TASK BRIEF:
Apart from the pictures, reproduce the data below exactly as it stands.
* * * * *
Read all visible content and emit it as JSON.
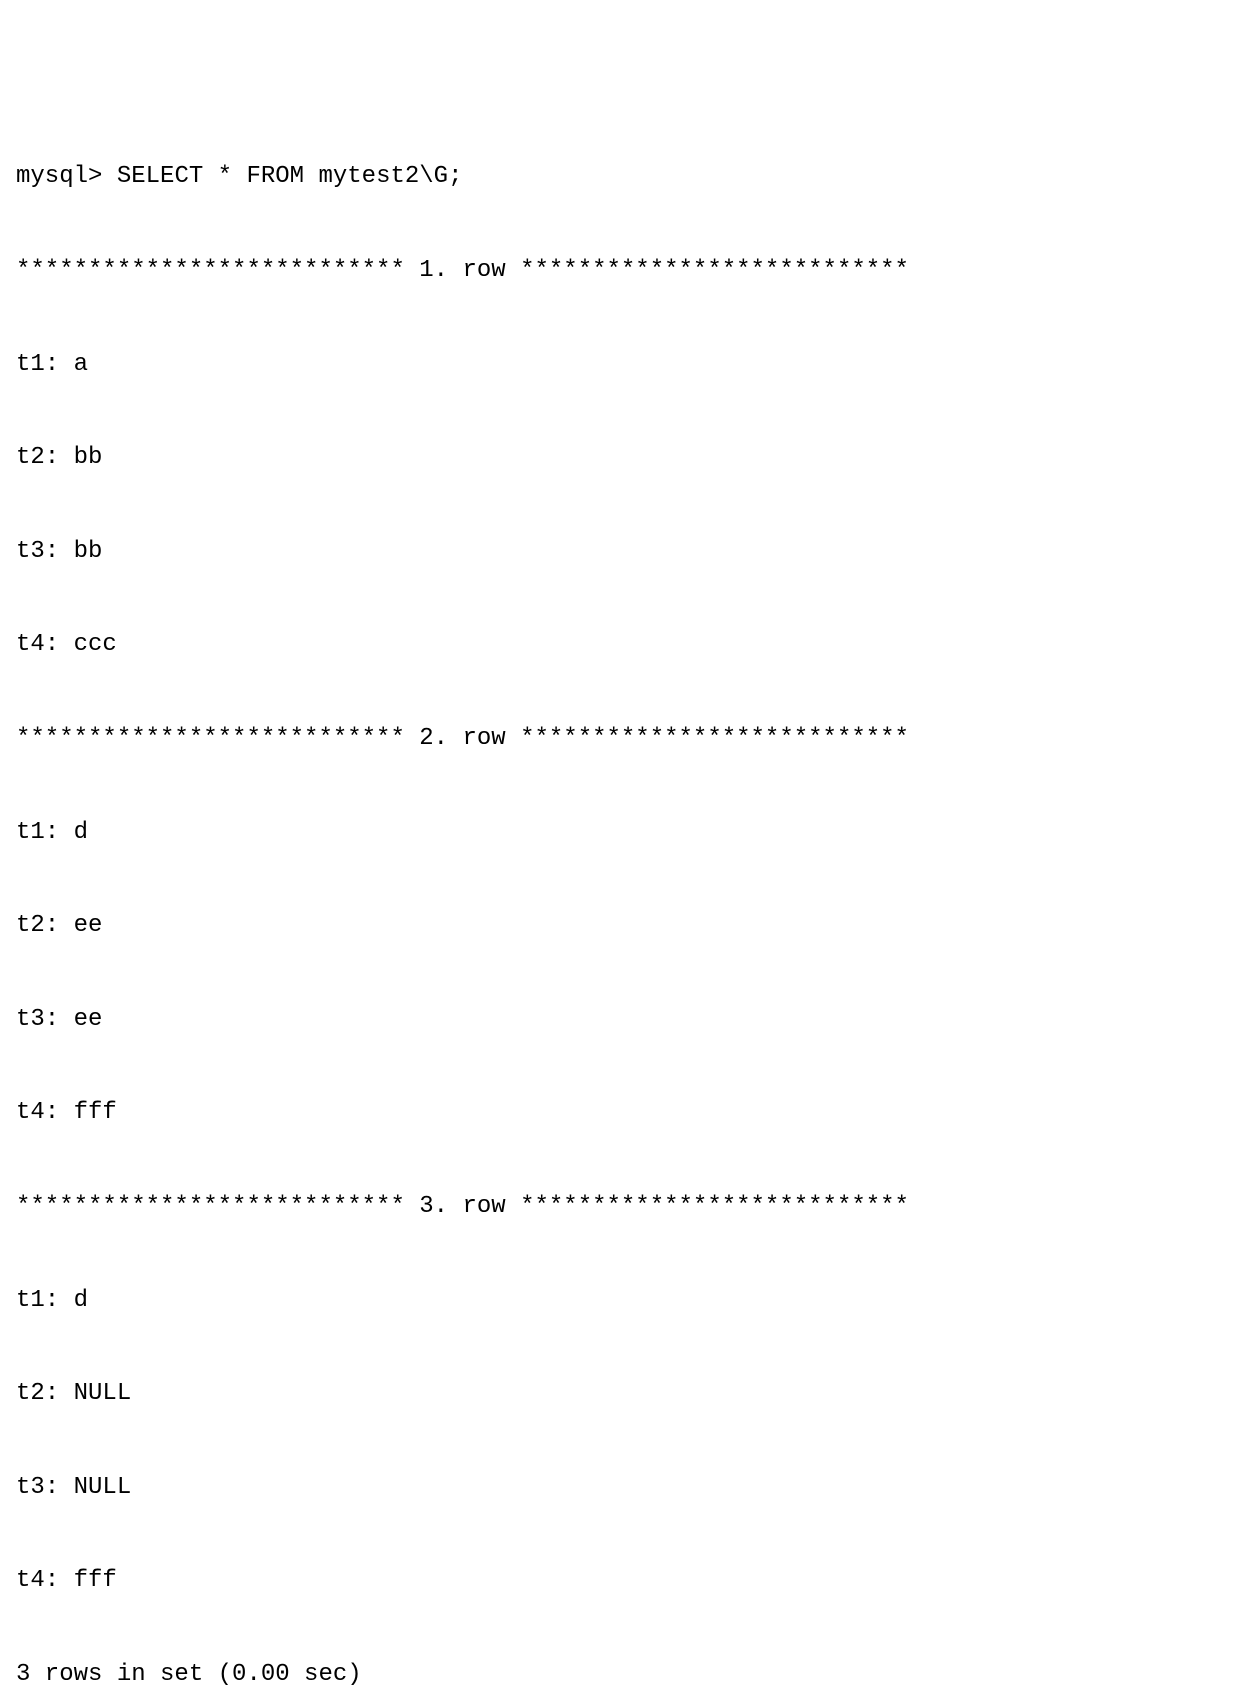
{
  "prompt": "mysql> ",
  "command": "SELECT * FROM mytest2\\G;",
  "row_separator_left": "*************************** ",
  "row_separator_right": " ***************************",
  "row_word": ". row",
  "rows": [
    {
      "n": "1",
      "fields": {
        "t1": "a",
        "t2": "bb",
        "t3": "bb",
        "t4": "ccc"
      }
    },
    {
      "n": "2",
      "fields": {
        "t1": "d",
        "t2": "ee",
        "t3": "ee",
        "t4": "fff"
      }
    },
    {
      "n": "3",
      "fields": {
        "t1": "d",
        "t2": "NULL",
        "t3": "NULL",
        "t4": "fff"
      }
    }
  ],
  "footer": "3 rows in set (0.00 sec)"
}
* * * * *
TASK ANSWER:
Read all visible content and emit it as JSON.
{
  "prompt": "mysql> ",
  "command": "SELECT * FROM mytest2\\G;",
  "row_separator_left": "*************************** ",
  "row_separator_right": " ***************************",
  "row_word": ". row",
  "rows": [
    {
      "n": "1",
      "fields": {
        "t1": "a",
        "t2": "bb",
        "t3": "bb",
        "t4": "ccc"
      }
    },
    {
      "n": "2",
      "fields": {
        "t1": "d",
        "t2": "ee",
        "t3": "ee",
        "t4": "fff"
      }
    },
    {
      "n": "3",
      "fields": {
        "t1": "d",
        "t2": "NULL",
        "t3": "NULL",
        "t4": "fff"
      }
    }
  ],
  "footer": "3 rows in set (0.00 sec)"
}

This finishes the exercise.